In practical terms this can have a fairly important impact on budgets as it adds additional years of salary at the highest levels (often 2.5 x starting salary in a Canadian University). Frances has a nice chart here. The short term implications are stark:
Such a pay structure can be profitable as long as the pay structure is similar to the one shown in the diagram above, where the high costs of paying workers between 45 and 65 are counter-balanced by the low cost of paying workers between 25 and 45. But if the terms of the employment arrangement were changed so that workers stayed on until 75, the firm's pay structure would no longer be profitable: the costs of paying experienced workers more would exceed the gains from underpaying junior workers.
I think that there is an important balance between job security and balancing out employment contracts.
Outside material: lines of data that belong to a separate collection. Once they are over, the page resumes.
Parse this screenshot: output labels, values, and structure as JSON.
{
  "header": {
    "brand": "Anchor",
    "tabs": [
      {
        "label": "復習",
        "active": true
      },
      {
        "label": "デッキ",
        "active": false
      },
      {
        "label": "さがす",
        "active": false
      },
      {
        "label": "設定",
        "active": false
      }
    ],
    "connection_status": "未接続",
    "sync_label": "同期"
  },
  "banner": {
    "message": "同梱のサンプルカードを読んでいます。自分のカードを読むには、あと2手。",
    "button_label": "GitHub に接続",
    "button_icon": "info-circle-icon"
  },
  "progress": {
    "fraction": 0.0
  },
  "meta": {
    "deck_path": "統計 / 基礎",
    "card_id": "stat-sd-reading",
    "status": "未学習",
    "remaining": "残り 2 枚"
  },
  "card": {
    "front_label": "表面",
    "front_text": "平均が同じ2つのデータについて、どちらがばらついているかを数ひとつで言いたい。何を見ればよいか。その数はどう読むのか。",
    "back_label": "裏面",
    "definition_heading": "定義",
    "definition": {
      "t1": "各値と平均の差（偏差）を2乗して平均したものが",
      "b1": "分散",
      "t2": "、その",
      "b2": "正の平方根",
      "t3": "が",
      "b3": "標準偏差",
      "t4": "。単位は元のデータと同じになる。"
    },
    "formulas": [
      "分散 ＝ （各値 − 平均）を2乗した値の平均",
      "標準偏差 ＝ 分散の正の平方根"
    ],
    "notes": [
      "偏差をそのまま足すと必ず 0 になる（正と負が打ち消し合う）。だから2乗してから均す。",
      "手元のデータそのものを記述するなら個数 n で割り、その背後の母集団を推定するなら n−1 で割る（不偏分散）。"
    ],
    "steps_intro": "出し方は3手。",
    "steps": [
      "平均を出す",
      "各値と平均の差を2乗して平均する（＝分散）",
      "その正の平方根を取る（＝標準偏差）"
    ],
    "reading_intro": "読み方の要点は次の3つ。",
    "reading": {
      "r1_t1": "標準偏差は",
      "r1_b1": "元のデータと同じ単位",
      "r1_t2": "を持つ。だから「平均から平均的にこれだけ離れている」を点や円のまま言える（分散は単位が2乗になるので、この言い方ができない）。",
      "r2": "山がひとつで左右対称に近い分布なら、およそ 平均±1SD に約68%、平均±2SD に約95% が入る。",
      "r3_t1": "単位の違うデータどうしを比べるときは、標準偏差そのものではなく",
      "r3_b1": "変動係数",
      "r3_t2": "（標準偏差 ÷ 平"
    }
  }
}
In this case, due to regulatory changes, I think it would make a lot more sense if tenure elapsed at the traditional retirement age. In this case we have the reverse of what is happening in the United States for teachers -- the employment contract changed in mid-stream. I think it is consistent to argue, in both cases, that a change of contract terms should not result in a windfall for either party unless the change was by mutual consent.